[Source records]
########

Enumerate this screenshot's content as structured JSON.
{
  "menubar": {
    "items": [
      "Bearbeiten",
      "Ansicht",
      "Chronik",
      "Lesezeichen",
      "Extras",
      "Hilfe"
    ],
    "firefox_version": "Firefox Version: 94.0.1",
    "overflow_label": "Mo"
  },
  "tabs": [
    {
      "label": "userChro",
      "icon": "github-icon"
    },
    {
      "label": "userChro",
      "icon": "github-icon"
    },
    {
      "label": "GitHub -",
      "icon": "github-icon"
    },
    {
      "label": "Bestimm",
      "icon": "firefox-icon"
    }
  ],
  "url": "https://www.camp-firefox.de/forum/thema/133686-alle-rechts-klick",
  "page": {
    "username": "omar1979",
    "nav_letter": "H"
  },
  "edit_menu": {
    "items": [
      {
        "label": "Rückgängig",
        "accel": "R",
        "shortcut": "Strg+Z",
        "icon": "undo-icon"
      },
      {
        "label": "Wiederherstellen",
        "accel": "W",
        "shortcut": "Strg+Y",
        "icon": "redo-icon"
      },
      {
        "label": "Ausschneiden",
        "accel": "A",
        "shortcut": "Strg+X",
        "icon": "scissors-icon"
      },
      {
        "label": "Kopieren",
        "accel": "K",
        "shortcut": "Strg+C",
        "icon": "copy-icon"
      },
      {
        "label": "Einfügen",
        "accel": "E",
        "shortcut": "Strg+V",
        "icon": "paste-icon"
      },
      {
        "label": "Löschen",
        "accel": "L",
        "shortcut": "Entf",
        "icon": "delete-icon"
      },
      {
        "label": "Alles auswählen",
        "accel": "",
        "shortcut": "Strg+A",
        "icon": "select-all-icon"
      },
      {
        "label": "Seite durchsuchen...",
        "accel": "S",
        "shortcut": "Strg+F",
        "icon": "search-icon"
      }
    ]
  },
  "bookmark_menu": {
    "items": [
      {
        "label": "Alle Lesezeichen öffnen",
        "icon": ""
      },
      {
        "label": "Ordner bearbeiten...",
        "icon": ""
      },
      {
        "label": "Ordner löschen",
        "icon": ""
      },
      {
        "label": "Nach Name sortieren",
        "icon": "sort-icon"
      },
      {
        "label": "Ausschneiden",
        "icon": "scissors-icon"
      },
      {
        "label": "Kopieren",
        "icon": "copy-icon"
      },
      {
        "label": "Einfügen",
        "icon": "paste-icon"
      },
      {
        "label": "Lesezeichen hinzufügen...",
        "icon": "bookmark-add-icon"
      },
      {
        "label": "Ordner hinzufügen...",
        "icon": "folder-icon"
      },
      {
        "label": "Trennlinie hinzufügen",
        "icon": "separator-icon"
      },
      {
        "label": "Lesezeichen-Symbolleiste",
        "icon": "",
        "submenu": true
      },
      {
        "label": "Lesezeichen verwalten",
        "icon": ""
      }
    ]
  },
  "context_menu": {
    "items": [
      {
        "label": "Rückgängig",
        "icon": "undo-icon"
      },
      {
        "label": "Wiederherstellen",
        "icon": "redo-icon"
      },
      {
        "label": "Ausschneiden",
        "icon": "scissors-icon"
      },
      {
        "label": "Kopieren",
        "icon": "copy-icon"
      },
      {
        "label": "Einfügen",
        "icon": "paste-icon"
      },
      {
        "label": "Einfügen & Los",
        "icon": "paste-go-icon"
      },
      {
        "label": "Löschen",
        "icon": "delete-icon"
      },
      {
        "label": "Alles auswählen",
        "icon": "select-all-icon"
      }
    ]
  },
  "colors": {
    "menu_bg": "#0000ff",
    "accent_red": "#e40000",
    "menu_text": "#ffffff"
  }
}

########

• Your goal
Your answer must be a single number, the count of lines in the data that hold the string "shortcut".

• Answer to the problem
8